Your answer must be an exact copy of the records below, minus any images.
*** Block opens ***
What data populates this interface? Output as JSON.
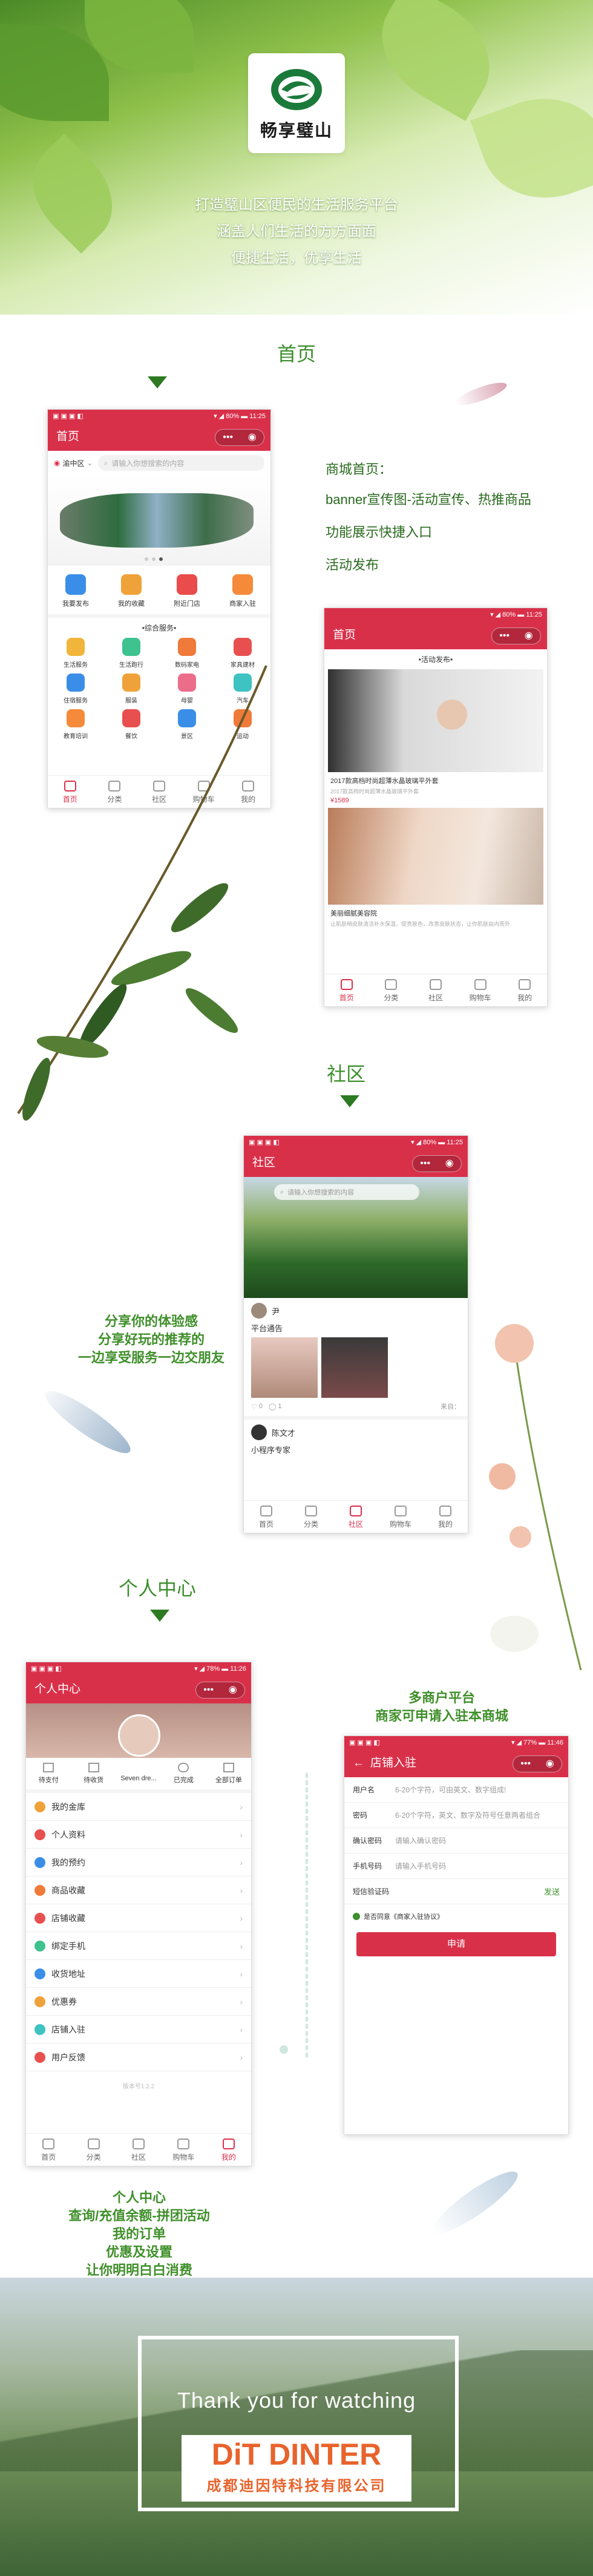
{
  "hero": {
    "logo_text": "畅享璧山",
    "lines": [
      "打造璧山区便民的生活服务平台",
      "涵盖人们生活的方方面面",
      "便捷生活，优享生活"
    ]
  },
  "home": {
    "section_title": "首页",
    "status_left": "▣ ▣ ▣ ◧",
    "status_right": "▾ ◢ 80% ▬ 11:25",
    "nav_title": "首页",
    "capsule": [
      "•••",
      "◉"
    ],
    "location": "渝中区",
    "search_placeholder": "请输入你想搜索的内容",
    "quick": [
      "我要发布",
      "我的收藏",
      "附近门店",
      "商家入驻"
    ],
    "service_title": "•综合服务•",
    "services": [
      "生活服务",
      "生活跑行",
      "数码家电",
      "家具建材",
      "住宿服务",
      "服装",
      "母婴",
      "汽车",
      "教育培训",
      "餐饮",
      "景区",
      "运动"
    ],
    "tabs": [
      "首页",
      "分类",
      "社区",
      "购物车",
      "我的"
    ],
    "annotations": [
      "商城首页：",
      "banner宣传图-活动宣传、热推商品",
      "功能展示快捷入口",
      "活动发布"
    ]
  },
  "activity": {
    "status_right": "▾ ◢ 80% ▬ 11:25",
    "nav_title": "首页",
    "section_title": "•活动发布•",
    "item1_title": "2017款高档时尚超薄水晶玻璃平外套",
    "item1_desc": "2017款高档时尚超薄水晶玻璃平外套",
    "item1_price": "¥1589",
    "item2_title": "美丽细腻美容院",
    "item2_desc": "让肌肤稍皮肤清洁补水保湿，提亮肤色，改善皮肤状态，让你肌肤由内而外"
  },
  "community": {
    "section_title": "社区",
    "status_right": "▾ ◢ 80% ▬ 11:25",
    "nav_title": "社区",
    "search_placeholder": "请输入你想搜索的内容",
    "post1_user": "尹",
    "post1_title": "平台通告",
    "post1_likes": "0",
    "post1_comments": "1",
    "post1_meta": "来自：",
    "post2_user": "陈文才",
    "post2_title": "小程序专家",
    "annotations": [
      "分享你的体验感",
      "分享好玩的推荐的",
      "一边享受服务一边交朋友"
    ]
  },
  "profile": {
    "section_title": "个人中心",
    "status_right": "▾ ◢ 78% ▬ 11:26",
    "nav_title": "个人中心",
    "user_name": "Seven dre...",
    "orders": [
      "待支付",
      "待收货",
      "已完成",
      "全部订单"
    ],
    "menu": [
      "我的金库",
      "个人资料",
      "我的预约",
      "商品收藏",
      "店铺收藏",
      "绑定手机",
      "收货地址",
      "优惠券",
      "店铺入驻",
      "用户反馈"
    ],
    "version": "版本号1.2.2",
    "annotations": [
      "个人中心",
      "查询/充值余额-拼团活动",
      "我的订单",
      "优惠及设置",
      "让你明明白白消费"
    ]
  },
  "merchant": {
    "annotations": [
      "多商户平台",
      "商家可申请入驻本商城"
    ],
    "status_right": "▾ ◢ 77% ▬ 11:46",
    "nav_title": "店铺入驻",
    "fields": [
      {
        "label": "用户名",
        "value": "6-20个字符，可由英文、数字组成!"
      },
      {
        "label": "密码",
        "value": "6-20个字符，英文、数字及符号任意两者组合"
      },
      {
        "label": "确认密码",
        "value": "请输入确认密码"
      },
      {
        "label": "手机号码",
        "value": "请输入手机号码"
      },
      {
        "label": "短信验证码",
        "value": ""
      }
    ],
    "send_code": "发送",
    "agree_text": "是否同意《商家入驻协议》",
    "submit": "申请"
  },
  "footer": {
    "thanks": "Thank you for watching",
    "brand": "DINTER",
    "brand_prefix": "DiT",
    "company": "成都迪因特科技有限公司"
  },
  "colors": {
    "accent": "#d9304a",
    "green": "#3c8f2d"
  }
}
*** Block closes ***
**Response to this exercise**
What data populates this interface? Output as JSON.
{
  "hero": {
    "logo_text": "畅享璧山",
    "lines": [
      "打造璧山区便民的生活服务平台",
      "涵盖人们生活的方方面面",
      "便捷生活，优享生活"
    ]
  },
  "home": {
    "section_title": "首页",
    "status_left": "▣ ▣ ▣ ◧",
    "status_right": "▾ ◢ 80% ▬ 11:25",
    "nav_title": "首页",
    "capsule": [
      "•••",
      "◉"
    ],
    "location": "渝中区",
    "search_placeholder": "请输入你想搜索的内容",
    "quick": [
      "我要发布",
      "我的收藏",
      "附近门店",
      "商家入驻"
    ],
    "service_title": "•综合服务•",
    "services": [
      "生活服务",
      "生活跑行",
      "数码家电",
      "家具建材",
      "住宿服务",
      "服装",
      "母婴",
      "汽车",
      "教育培训",
      "餐饮",
      "景区",
      "运动"
    ],
    "tabs": [
      "首页",
      "分类",
      "社区",
      "购物车",
      "我的"
    ],
    "annotations": [
      "商城首页：",
      "banner宣传图-活动宣传、热推商品",
      "功能展示快捷入口",
      "活动发布"
    ]
  },
  "activity": {
    "status_right": "▾ ◢ 80% ▬ 11:25",
    "nav_title": "首页",
    "section_title": "•活动发布•",
    "item1_title": "2017款高档时尚超薄水晶玻璃平外套",
    "item1_desc": "2017款高档时尚超薄水晶玻璃平外套",
    "item1_price": "¥1589",
    "item2_title": "美丽细腻美容院",
    "item2_desc": "让肌肤稍皮肤清洁补水保湿，提亮肤色，改善皮肤状态，让你肌肤由内而外"
  },
  "community": {
    "section_title": "社区",
    "status_right": "▾ ◢ 80% ▬ 11:25",
    "nav_title": "社区",
    "search_placeholder": "请输入你想搜索的内容",
    "post1_user": "尹",
    "post1_title": "平台通告",
    "post1_likes": "0",
    "post1_comments": "1",
    "post1_meta": "来自：",
    "post2_user": "陈文才",
    "post2_title": "小程序专家",
    "annotations": [
      "分享你的体验感",
      "分享好玩的推荐的",
      "一边享受服务一边交朋友"
    ]
  },
  "profile": {
    "section_title": "个人中心",
    "status_right": "▾ ◢ 78% ▬ 11:26",
    "nav_title": "个人中心",
    "user_name": "Seven dre...",
    "orders": [
      "待支付",
      "待收货",
      "已完成",
      "全部订单"
    ],
    "menu": [
      "我的金库",
      "个人资料",
      "我的预约",
      "商品收藏",
      "店铺收藏",
      "绑定手机",
      "收货地址",
      "优惠券",
      "店铺入驻",
      "用户反馈"
    ],
    "version": "版本号1.2.2",
    "annotations": [
      "个人中心",
      "查询/充值余额-拼团活动",
      "我的订单",
      "优惠及设置",
      "让你明明白白消费"
    ]
  },
  "merchant": {
    "annotations": [
      "多商户平台",
      "商家可申请入驻本商城"
    ],
    "status_right": "▾ ◢ 77% ▬ 11:46",
    "nav_title": "店铺入驻",
    "fields": [
      {
        "label": "用户名",
        "value": "6-20个字符，可由英文、数字组成!"
      },
      {
        "label": "密码",
        "value": "6-20个字符，英文、数字及符号任意两者组合"
      },
      {
        "label": "确认密码",
        "value": "请输入确认密码"
      },
      {
        "label": "手机号码",
        "value": "请输入手机号码"
      },
      {
        "label": "短信验证码",
        "value": ""
      }
    ],
    "send_code": "发送",
    "agree_text": "是否同意《商家入驻协议》",
    "submit": "申请"
  },
  "footer": {
    "thanks": "Thank you for watching",
    "brand": "DINTER",
    "brand_prefix": "DiT",
    "company": "成都迪因特科技有限公司"
  },
  "colors": {
    "accent": "#d9304a",
    "green": "#3c8f2d"
  }
}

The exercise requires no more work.